--- Data supplied Enclosed Below ---

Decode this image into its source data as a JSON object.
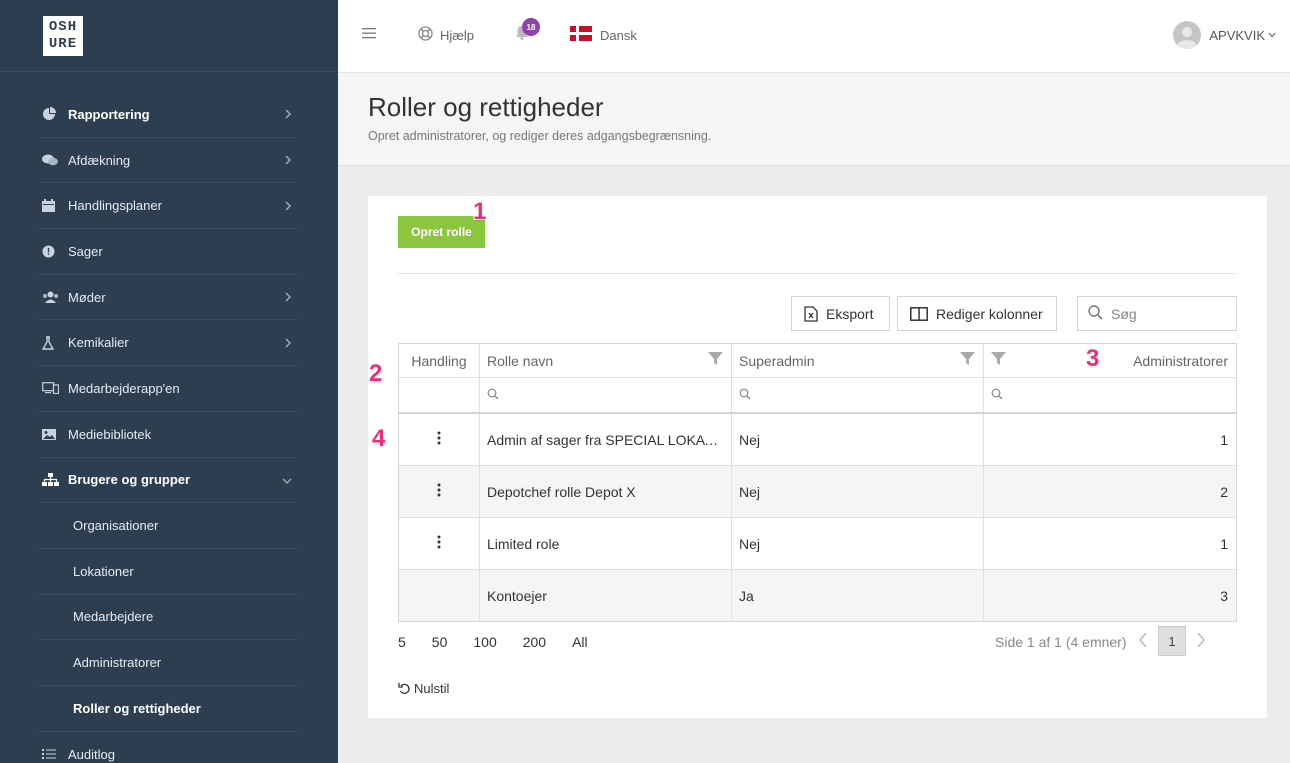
{
  "brand": {
    "logo_line1": "OSH",
    "logo_line2": "URE"
  },
  "sidebar": {
    "items": [
      {
        "label": "Rapportering",
        "icon": "pie-chart-icon",
        "bold": true,
        "chevron": "right"
      },
      {
        "label": "Afdækning",
        "icon": "chat-bubbles-icon",
        "bold": false,
        "chevron": "right"
      },
      {
        "label": "Handlingsplaner",
        "icon": "calendar-icon",
        "bold": false,
        "chevron": "right"
      },
      {
        "label": "Sager",
        "icon": "exclamation-circle-icon",
        "bold": false,
        "chevron": ""
      },
      {
        "label": "Møder",
        "icon": "people-icon",
        "bold": false,
        "chevron": "right"
      },
      {
        "label": "Kemikalier",
        "icon": "flask-icon",
        "bold": false,
        "chevron": "right"
      },
      {
        "label": "Medarbejderapp'en",
        "icon": "devices-icon",
        "bold": false,
        "chevron": ""
      },
      {
        "label": "Mediebibliotek",
        "icon": "image-icon",
        "bold": false,
        "chevron": ""
      },
      {
        "label": "Brugere og grupper",
        "icon": "org-chart-icon",
        "bold": true,
        "chevron": "down"
      }
    ],
    "subitems": [
      {
        "label": "Organisationer",
        "active": false
      },
      {
        "label": "Lokationer",
        "active": false
      },
      {
        "label": "Medarbejdere",
        "active": false
      },
      {
        "label": "Administratorer",
        "active": false
      },
      {
        "label": "Roller og rettigheder",
        "active": true
      }
    ],
    "last_item": {
      "label": "Auditlog",
      "icon": "list-icon"
    }
  },
  "topbar": {
    "help_label": "Hjælp",
    "notification_count": "18",
    "language_label": "Dansk",
    "user_label": "APVKVIK"
  },
  "page": {
    "title": "Roller og rettigheder",
    "subtitle": "Opret administratorer, og rediger deres adgangsbegrænsning."
  },
  "toolbar": {
    "create_label": "Opret rolle",
    "export_label": "Eksport",
    "columns_label": "Rediger kolonner",
    "search_placeholder": "Søg"
  },
  "table": {
    "headers": [
      "Handling",
      "Rolle navn",
      "Superadmin",
      "Administratorer"
    ],
    "rows": [
      {
        "has_menu": true,
        "role": "Admin af sager fra SPECIAL LOKATION",
        "superadmin": "Nej",
        "admins": "1"
      },
      {
        "has_menu": true,
        "role": "Depotchef rolle Depot X",
        "superadmin": "Nej",
        "admins": "2"
      },
      {
        "has_menu": true,
        "role": "Limited role",
        "superadmin": "Nej",
        "admins": "1"
      },
      {
        "has_menu": false,
        "role": "Kontoejer",
        "superadmin": "Ja",
        "admins": "3"
      }
    ]
  },
  "pager": {
    "sizes": [
      "5",
      "50",
      "100",
      "200",
      "All"
    ],
    "info": "Side 1 af 1 (4 emner)",
    "current_page": "1",
    "reset_label": "Nulstil"
  },
  "annotations": [
    "1",
    "2",
    "3",
    "4"
  ],
  "colors": {
    "sidebar_bg": "#2c3e50",
    "primary_button": "#8cc63f",
    "badge": "#8e44ad",
    "annotation": "#e8307a"
  }
}
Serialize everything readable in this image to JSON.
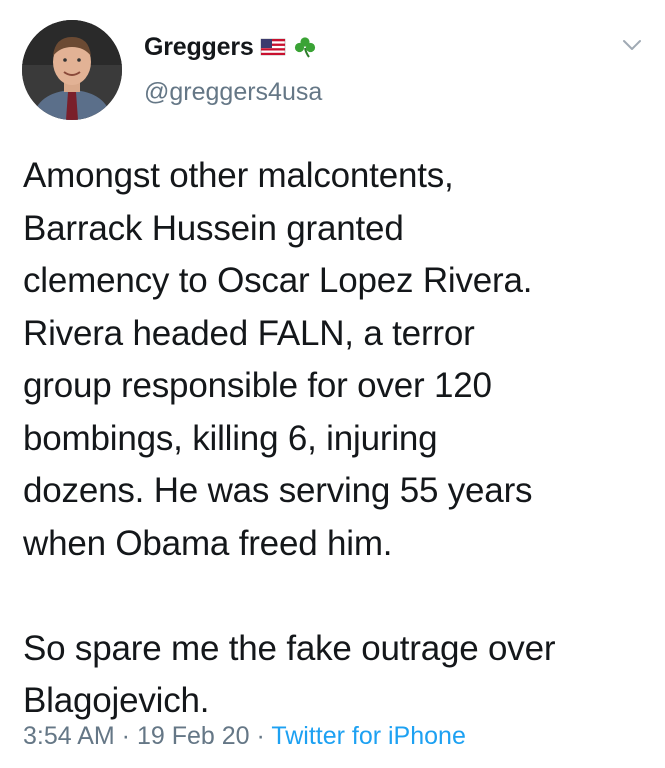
{
  "author": {
    "display_name": "Greggers",
    "handle": "@greggers4usa",
    "name_emojis": [
      "us-flag-emoji",
      "shamrock-emoji"
    ]
  },
  "tweet": {
    "paragraph_1": "Amongst other malcontents,\nBarrack Hussein granted\nclemency to Oscar Lopez Rivera.\nRivera headed FALN, a terror\ngroup responsible for over 120\nbombings, killing 6, injuring\ndozens.  He was serving 55 years\nwhen Obama freed him.",
    "paragraph_2": "So spare me the fake outrage over\nBlagojevich."
  },
  "meta": {
    "time": "3:54 AM",
    "separator_1": " · ",
    "date": "19 Feb 20",
    "separator_2": " · ",
    "source": "Twitter for iPhone"
  },
  "colors": {
    "text": "#14171a",
    "secondary": "#657786",
    "link": "#1da1f2"
  }
}
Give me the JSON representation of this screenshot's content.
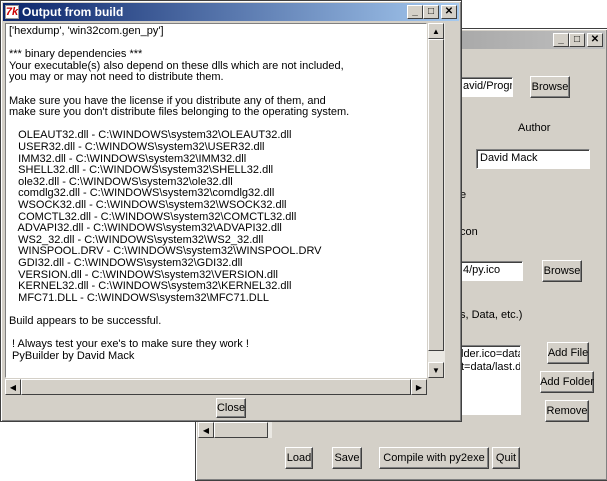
{
  "back_window": {
    "browse_path_value": "avid/Progr",
    "browse1_label": "Browse",
    "author_label": "Author",
    "author_value": "David Mack",
    "partial_label_1": "e",
    "partial_label_2": "con",
    "icon_value": "4/py.ico",
    "browse2_label": "Browse",
    "data_label": "s, Data, etc.)",
    "data_files": [
      "lder.ico=data/",
      "t=data/last.da"
    ],
    "add_file_label": "Add File",
    "add_folder_label": "Add Folder",
    "remove_label": "Remove",
    "load_label": "Load",
    "save_label": "Save",
    "compile_label": "Compile with py2exe",
    "quit_label": "Quit"
  },
  "front_window": {
    "title": "Output from build",
    "output_lines": [
      "['hexdump', 'win32com.gen_py']",
      "",
      "*** binary dependencies ***",
      "Your executable(s) also depend on these dlls which are not included,",
      "you may or may not need to distribute them.",
      "",
      "Make sure you have the license if you distribute any of them, and",
      "make sure you don't distribute files belonging to the operating system.",
      "",
      "   OLEAUT32.dll - C:\\WINDOWS\\system32\\OLEAUT32.dll",
      "   USER32.dll - C:\\WINDOWS\\system32\\USER32.dll",
      "   IMM32.dll - C:\\WINDOWS\\system32\\IMM32.dll",
      "   SHELL32.dll - C:\\WINDOWS\\system32\\SHELL32.dll",
      "   ole32.dll - C:\\WINDOWS\\system32\\ole32.dll",
      "   comdlg32.dll - C:\\WINDOWS\\system32\\comdlg32.dll",
      "   WSOCK32.dll - C:\\WINDOWS\\system32\\WSOCK32.dll",
      "   COMCTL32.dll - C:\\WINDOWS\\system32\\COMCTL32.dll",
      "   ADVAPI32.dll - C:\\WINDOWS\\system32\\ADVAPI32.dll",
      "   WS2_32.dll - C:\\WINDOWS\\system32\\WS2_32.dll",
      "   WINSPOOL.DRV - C:\\WINDOWS\\system32\\WINSPOOL.DRV",
      "   GDI32.dll - C:\\WINDOWS\\system32\\GDI32.dll",
      "   VERSION.dll - C:\\WINDOWS\\system32\\VERSION.dll",
      "   KERNEL32.dll - C:\\WINDOWS\\system32\\KERNEL32.dll",
      "   MFC71.DLL - C:\\WINDOWS\\system32\\MFC71.DLL",
      "",
      "Build appears to be successful.",
      "",
      " ! Always test your exe's to make sure they work !",
      " PyBuilder by David Mack"
    ],
    "close_label": "Close"
  }
}
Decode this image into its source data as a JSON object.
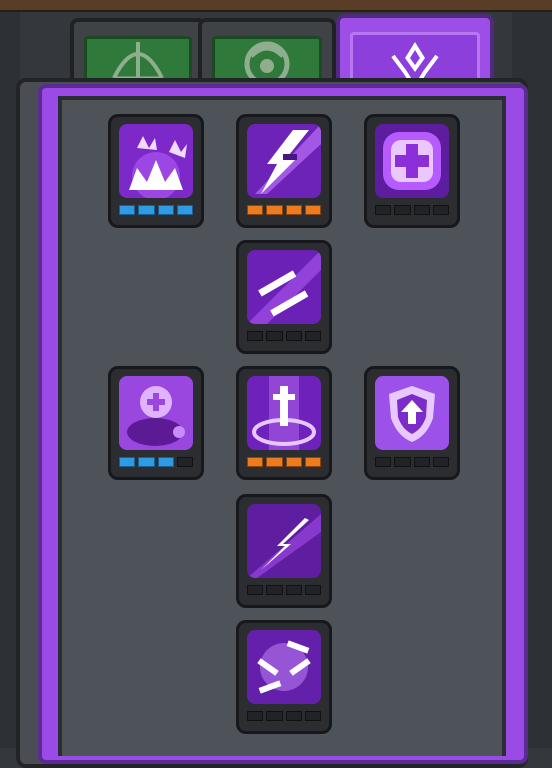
{
  "colors": {
    "panel_purple": "#9a4be6",
    "panel_gray": "#4b4f56",
    "tab_green": "#2f7a3a",
    "pip_blue": "#2f9be4",
    "pip_orange": "#ef7b1f",
    "pip_empty": "#222326"
  },
  "tabs": [
    {
      "icon": "bow-icon",
      "state": "inactive"
    },
    {
      "icon": "spiral-shield-icon",
      "state": "inactive"
    },
    {
      "icon": "crystal-crest-icon",
      "state": "active"
    }
  ],
  "skill_tree": {
    "rows": [
      {
        "skills": [
          {
            "icon": "purple-fire-burst-icon",
            "pips": [
              "blue",
              "blue",
              "blue",
              "blue"
            ]
          },
          {
            "icon": "lightning-strike-icon",
            "pips": [
              "orange",
              "orange",
              "orange",
              "orange"
            ]
          },
          {
            "icon": "heal-cross-icon",
            "pips": [
              "empty",
              "empty",
              "empty",
              "empty"
            ]
          }
        ]
      },
      {
        "skills": [
          {
            "icon": "twin-swords-icon",
            "pips": [
              "empty",
              "empty",
              "empty",
              "empty"
            ]
          }
        ]
      },
      {
        "skills": [
          {
            "icon": "pet-heal-icon",
            "pips": [
              "blue",
              "blue",
              "blue"
            ]
          },
          {
            "icon": "sword-pillar-icon",
            "pips": [
              "orange",
              "orange",
              "orange",
              "orange"
            ]
          },
          {
            "icon": "shield-up-icon",
            "pips": [
              "empty",
              "empty",
              "empty",
              "empty"
            ]
          }
        ]
      },
      {
        "skills": [
          {
            "icon": "piercing-thrust-icon",
            "pips": [
              "empty",
              "empty",
              "empty",
              "empty"
            ]
          }
        ]
      },
      {
        "skills": [
          {
            "icon": "blade-storm-icon",
            "pips": [
              "empty",
              "empty",
              "empty",
              "empty"
            ]
          }
        ]
      }
    ]
  }
}
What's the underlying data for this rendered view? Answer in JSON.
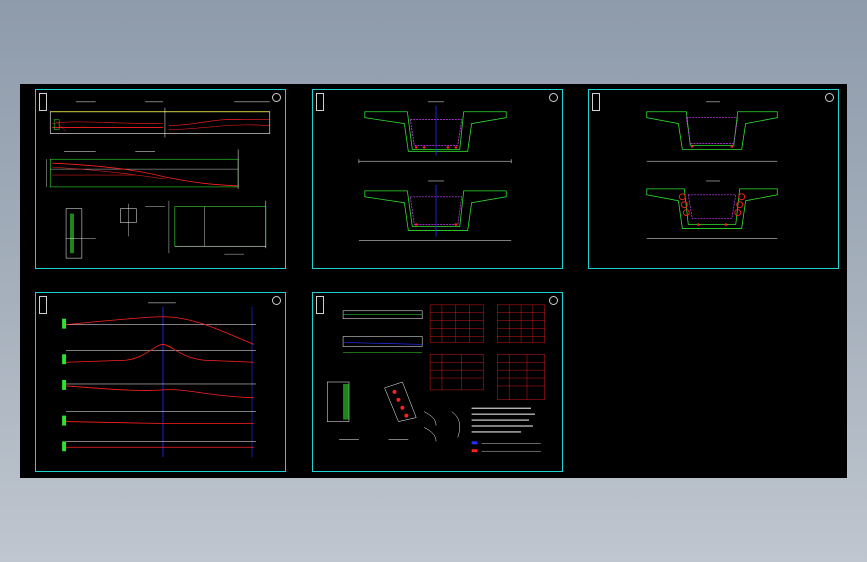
{
  "viewer": {
    "background": "#000000",
    "frame_color": "#1fd1d1",
    "sheet_count": 5
  },
  "sheets": [
    {
      "id": "sheet-1",
      "content": "tendon-elevation-and-plan"
    },
    {
      "id": "sheet-2",
      "content": "box-girder-sections-a"
    },
    {
      "id": "sheet-3",
      "content": "box-girder-sections-b"
    },
    {
      "id": "sheet-4",
      "content": "tendon-profiles"
    },
    {
      "id": "sheet-5",
      "content": "anchor-details-and-tables"
    }
  ],
  "colors": {
    "tendon": "#ff2020",
    "outline": "#ffffff",
    "section": "#30e030",
    "axis": "#2030ff",
    "duct": "#d040ff",
    "frame": "#1fd1d1",
    "dim": "#ffff40"
  }
}
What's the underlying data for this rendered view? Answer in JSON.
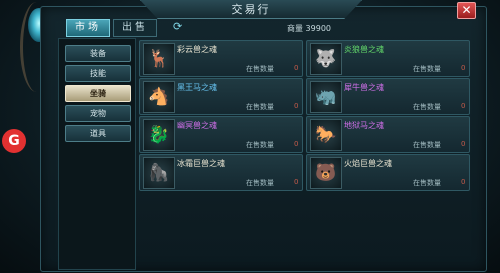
{
  "window": {
    "title": "交易行",
    "close_label": "✕"
  },
  "tabs": [
    {
      "label": "市场",
      "active": true
    },
    {
      "label": "出售",
      "active": false
    }
  ],
  "currency": {
    "label": "商量",
    "value": "39900"
  },
  "sidebar": {
    "items": [
      {
        "label": "装备",
        "active": false
      },
      {
        "label": "技能",
        "active": false
      },
      {
        "label": "坐骑",
        "active": true
      },
      {
        "label": "宠物",
        "active": false
      },
      {
        "label": "道具",
        "active": false
      }
    ]
  },
  "stock_label": "在售数量",
  "items": [
    {
      "name": "彩云兽之魂",
      "count": "0",
      "color": "#e8e3d0",
      "icon": "mount-icon",
      "glyph": "🦌"
    },
    {
      "name": "炎狼兽之魂",
      "count": "0",
      "color": "#63d86a",
      "icon": "mount-icon",
      "glyph": "🐺"
    },
    {
      "name": "黑王马之魂",
      "count": "0",
      "color": "#67c3f0",
      "icon": "mount-icon",
      "glyph": "🐴"
    },
    {
      "name": "犀牛兽之魂",
      "count": "0",
      "color": "#cf6fe8",
      "icon": "mount-icon",
      "glyph": "🦏"
    },
    {
      "name": "幽冥兽之魂",
      "count": "0",
      "color": "#cf6fe8",
      "icon": "mount-icon",
      "glyph": "🐉"
    },
    {
      "name": "地狱马之魂",
      "count": "0",
      "color": "#cf6fe8",
      "icon": "mount-icon",
      "glyph": "🐎"
    },
    {
      "name": "冰霜巨兽之魂",
      "count": "0",
      "color": "#e8e3d0",
      "icon": "mount-icon",
      "glyph": "🦍"
    },
    {
      "name": "火焰巨兽之魂",
      "count": "0",
      "color": "#e8e3d0",
      "icon": "mount-icon",
      "glyph": "🐻"
    }
  ],
  "side_logo": "G"
}
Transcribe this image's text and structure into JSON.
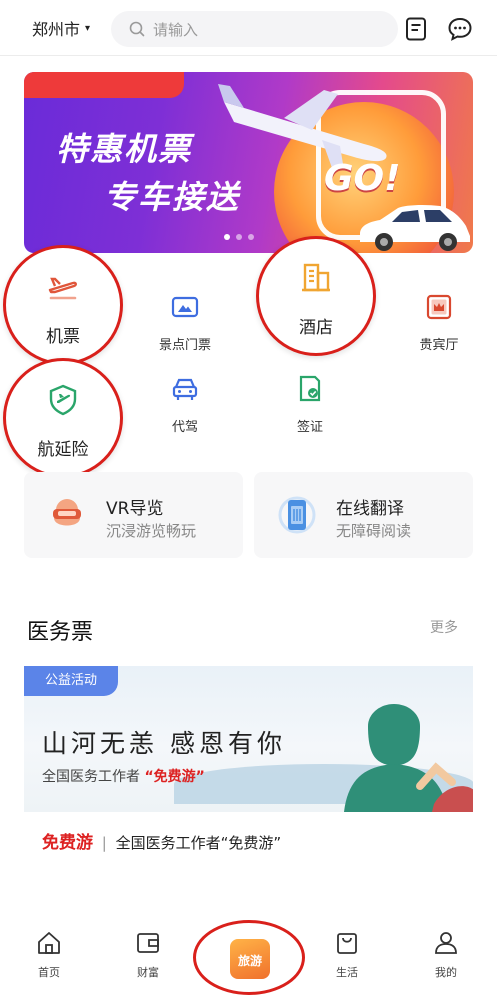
{
  "header": {
    "city": "郑州市",
    "city_caret": "▾",
    "search_placeholder": "请输入"
  },
  "banner": {
    "line1": "特惠机票",
    "line2": "专车接送",
    "go_text": "GO!"
  },
  "grid": {
    "row1": [
      {
        "label": "机票"
      },
      {
        "label": "景点门票"
      },
      {
        "label": "酒店"
      },
      {
        "label": "贵宾厅"
      }
    ],
    "row2": [
      {
        "label": "航延险"
      },
      {
        "label": "代驾"
      },
      {
        "label": "签证"
      }
    ]
  },
  "highlights": {
    "flight": "机票",
    "hotel": "酒店",
    "delay_insurance": "航延险"
  },
  "cards": [
    {
      "title": "VR导览",
      "subtitle": "沉浸游览畅玩"
    },
    {
      "title": "在线翻译",
      "subtitle": "无障碍阅读"
    }
  ],
  "section": {
    "title": "医务票",
    "more": "更多",
    "promo_tag": "公益活动",
    "slogan": "山河无恙 感恩有你",
    "promo_sub_prefix": "全国医务工作者",
    "promo_sub_highlight": "“免费游”",
    "caption_red": "免费游",
    "caption_bar": "|",
    "caption_text": "全国医务工作者“免费游”"
  },
  "tabbar": {
    "home": "首页",
    "wealth": "财富",
    "travel": "旅游",
    "life": "生活",
    "mine": "我的"
  }
}
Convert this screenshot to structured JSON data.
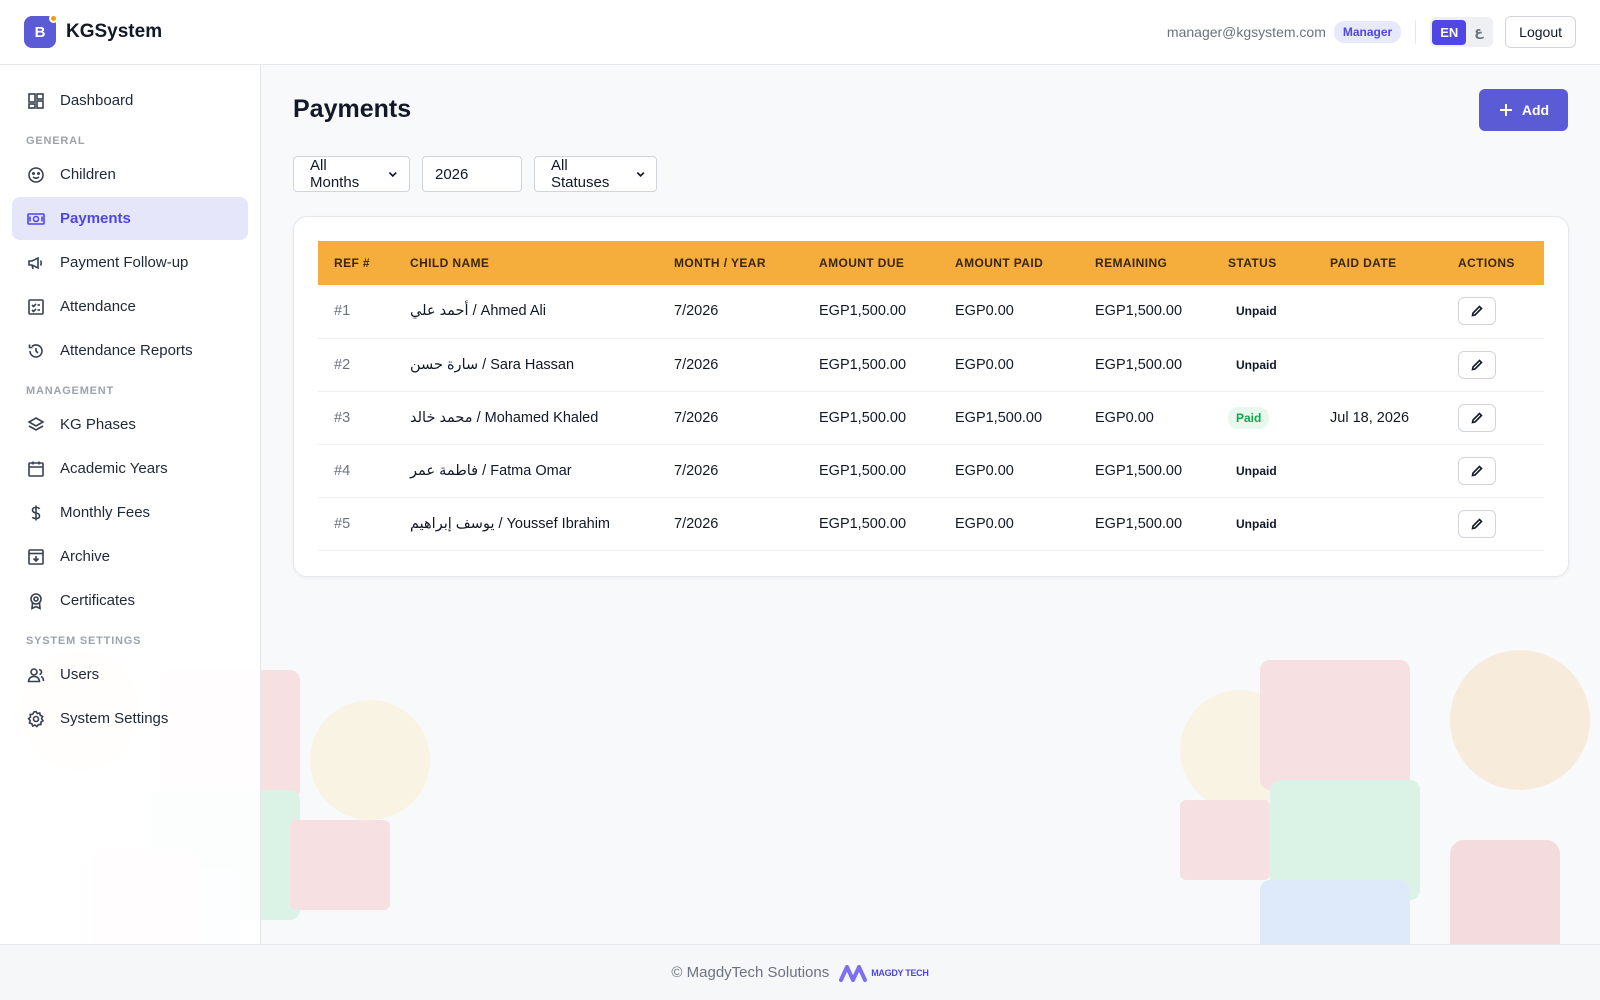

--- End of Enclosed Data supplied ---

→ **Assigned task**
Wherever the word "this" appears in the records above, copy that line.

→ **Reply**
Decode this image into its source data as a JSON object.
Serialize everything readable in this image to JSON.
Give me the JSON representation of this screenshot's content.
Decode this image into its source data as a JSON object.
What's the underlying data for this rendered view? Answer in JSON.
What's the underlying data for this rendered view? Answer in JSON.
Transcribe this image's text and structure into JSON.
Convert this screenshot to structured JSON data.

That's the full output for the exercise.